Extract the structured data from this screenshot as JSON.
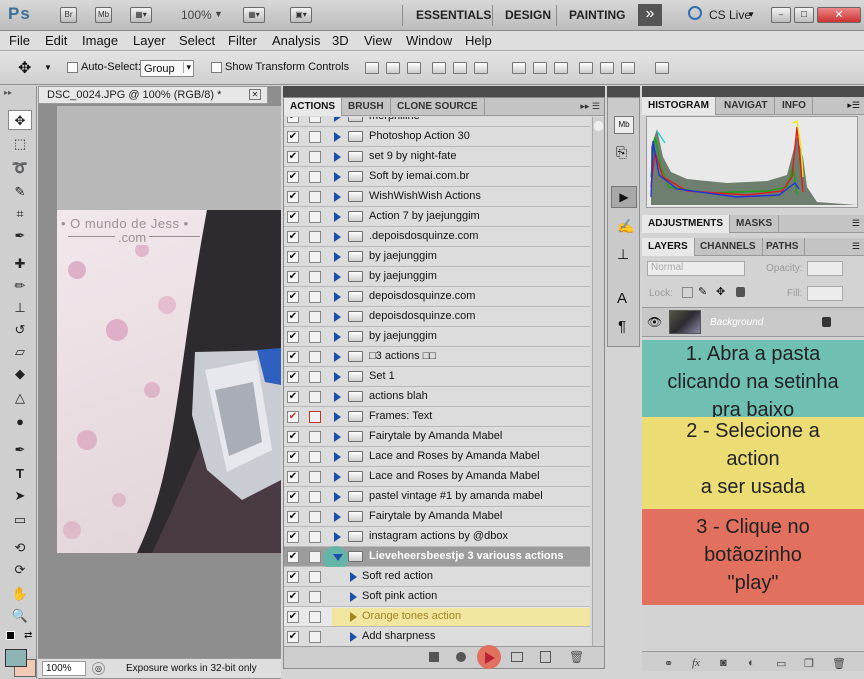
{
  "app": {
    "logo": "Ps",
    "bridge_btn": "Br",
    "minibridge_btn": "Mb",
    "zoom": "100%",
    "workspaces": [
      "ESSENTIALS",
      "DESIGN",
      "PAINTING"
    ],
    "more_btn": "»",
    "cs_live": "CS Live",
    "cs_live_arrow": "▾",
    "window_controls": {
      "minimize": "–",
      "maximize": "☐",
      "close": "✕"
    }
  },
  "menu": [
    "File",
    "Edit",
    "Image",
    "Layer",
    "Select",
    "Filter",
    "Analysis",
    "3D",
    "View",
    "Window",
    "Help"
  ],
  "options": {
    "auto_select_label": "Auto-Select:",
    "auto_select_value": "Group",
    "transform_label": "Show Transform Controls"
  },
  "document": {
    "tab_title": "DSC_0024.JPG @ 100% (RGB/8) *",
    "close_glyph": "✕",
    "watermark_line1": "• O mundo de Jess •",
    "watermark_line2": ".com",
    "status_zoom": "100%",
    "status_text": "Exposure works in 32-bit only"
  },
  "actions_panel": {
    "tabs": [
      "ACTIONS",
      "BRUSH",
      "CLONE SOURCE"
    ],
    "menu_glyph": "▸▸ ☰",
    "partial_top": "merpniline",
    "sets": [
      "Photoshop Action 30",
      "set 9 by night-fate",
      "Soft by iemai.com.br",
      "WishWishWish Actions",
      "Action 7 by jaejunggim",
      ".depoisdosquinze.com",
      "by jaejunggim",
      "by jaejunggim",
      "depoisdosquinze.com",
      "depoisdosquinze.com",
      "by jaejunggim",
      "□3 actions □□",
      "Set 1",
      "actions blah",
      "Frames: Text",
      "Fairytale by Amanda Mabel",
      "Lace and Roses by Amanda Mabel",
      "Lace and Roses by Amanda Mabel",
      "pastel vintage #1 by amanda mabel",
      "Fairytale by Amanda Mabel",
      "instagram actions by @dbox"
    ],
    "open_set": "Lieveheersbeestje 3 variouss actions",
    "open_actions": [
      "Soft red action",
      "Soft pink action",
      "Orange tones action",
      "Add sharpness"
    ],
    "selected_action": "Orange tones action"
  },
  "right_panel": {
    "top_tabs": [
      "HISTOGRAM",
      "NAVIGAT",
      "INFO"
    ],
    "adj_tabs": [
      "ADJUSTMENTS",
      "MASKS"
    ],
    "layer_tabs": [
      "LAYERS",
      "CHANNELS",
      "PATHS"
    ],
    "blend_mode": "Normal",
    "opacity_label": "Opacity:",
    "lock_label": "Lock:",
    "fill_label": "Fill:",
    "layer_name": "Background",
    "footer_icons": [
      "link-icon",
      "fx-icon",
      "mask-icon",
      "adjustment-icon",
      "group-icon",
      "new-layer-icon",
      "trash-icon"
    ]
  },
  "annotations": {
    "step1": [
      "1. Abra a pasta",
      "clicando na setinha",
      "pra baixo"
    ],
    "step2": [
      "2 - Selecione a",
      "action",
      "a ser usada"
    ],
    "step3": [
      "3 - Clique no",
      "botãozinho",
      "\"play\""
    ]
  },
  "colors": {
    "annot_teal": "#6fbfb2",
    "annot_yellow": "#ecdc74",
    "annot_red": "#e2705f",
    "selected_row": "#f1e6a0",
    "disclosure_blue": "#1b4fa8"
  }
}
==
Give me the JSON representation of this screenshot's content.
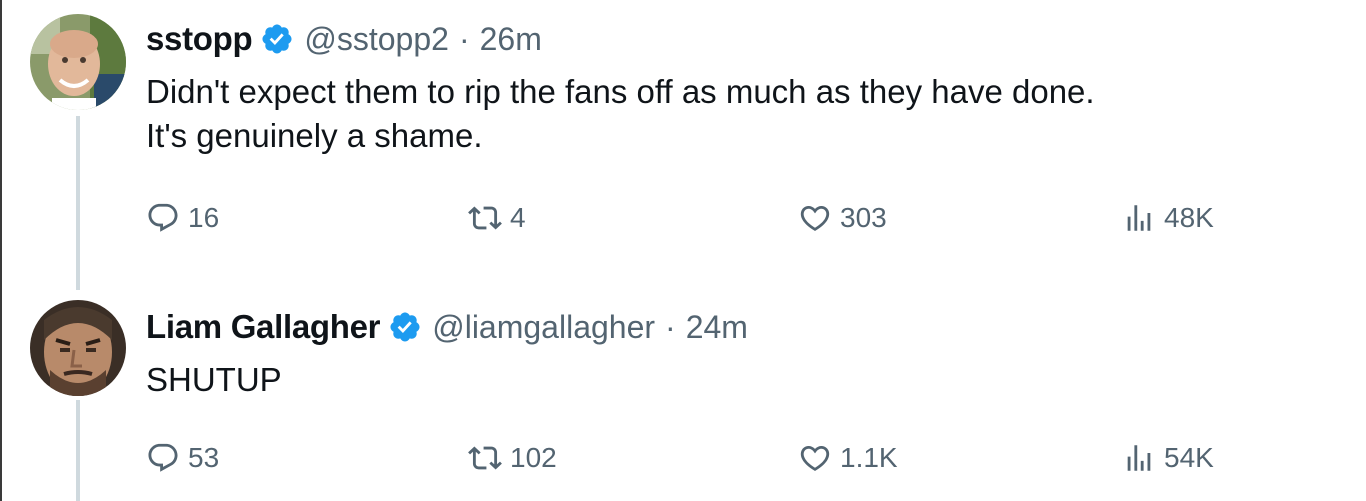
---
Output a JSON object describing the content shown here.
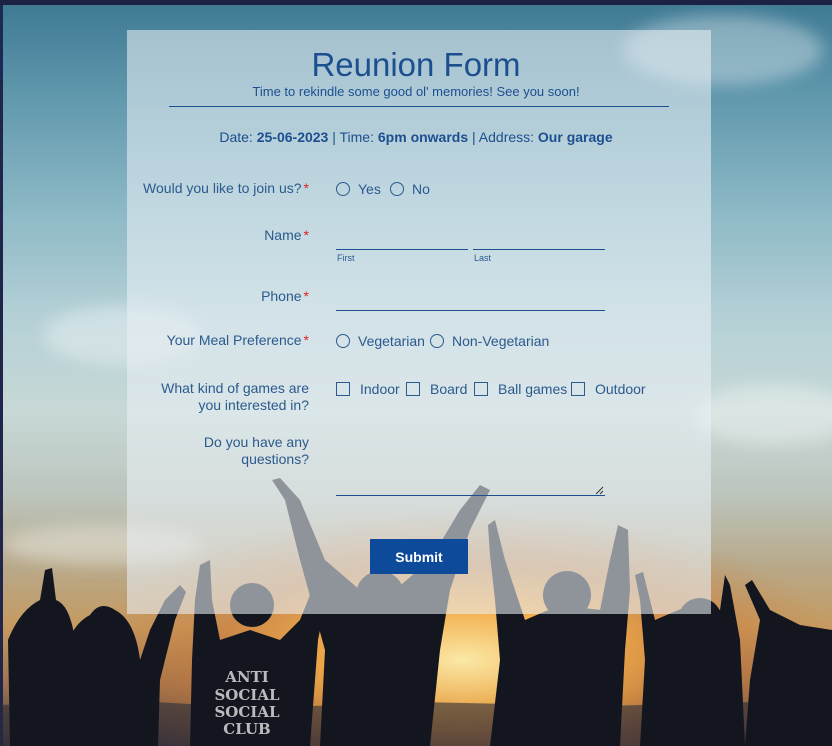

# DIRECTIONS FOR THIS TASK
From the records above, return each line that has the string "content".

# SOLUTION
Give me the JSON representation of this screenshot's content.
Output a JSON object describing the content shown here.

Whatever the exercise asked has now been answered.